> **DATA SHOWN**

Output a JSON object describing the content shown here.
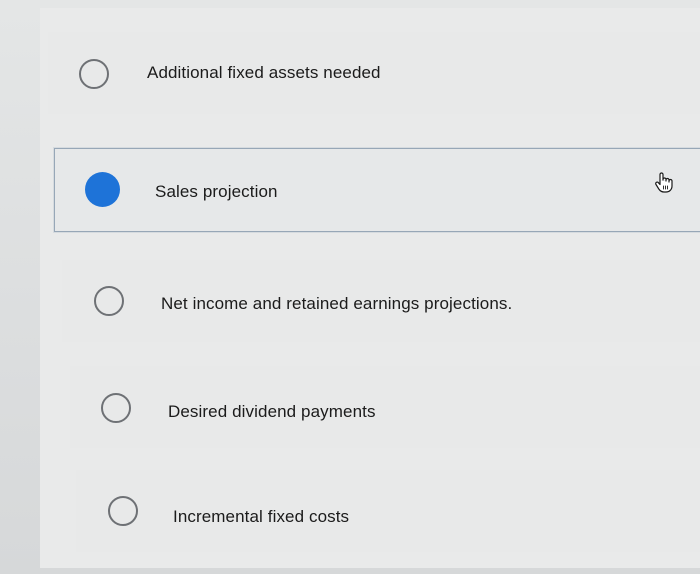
{
  "question": {
    "options": [
      {
        "label": "Additional fixed assets needed",
        "selected": false
      },
      {
        "label": "Sales projection",
        "selected": true
      },
      {
        "label": "Net income and retained earnings projections.",
        "selected": false
      },
      {
        "label": "Desired dividend payments",
        "selected": false
      },
      {
        "label": "Incremental fixed costs",
        "selected": false
      }
    ]
  },
  "cursor": {
    "icon": "hand-pointer-icon"
  },
  "colors": {
    "selected_radio": "#1e73d8",
    "selected_border": "#97a7b7"
  }
}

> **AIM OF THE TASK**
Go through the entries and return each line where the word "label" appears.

> **ANSWER SECTION**
        "label": "Additional fixed assets needed",
        "label": "Sales projection",
        "label": "Net income and retained earnings projections.",
        "label": "Desired dividend payments",
        "label": "Incremental fixed costs",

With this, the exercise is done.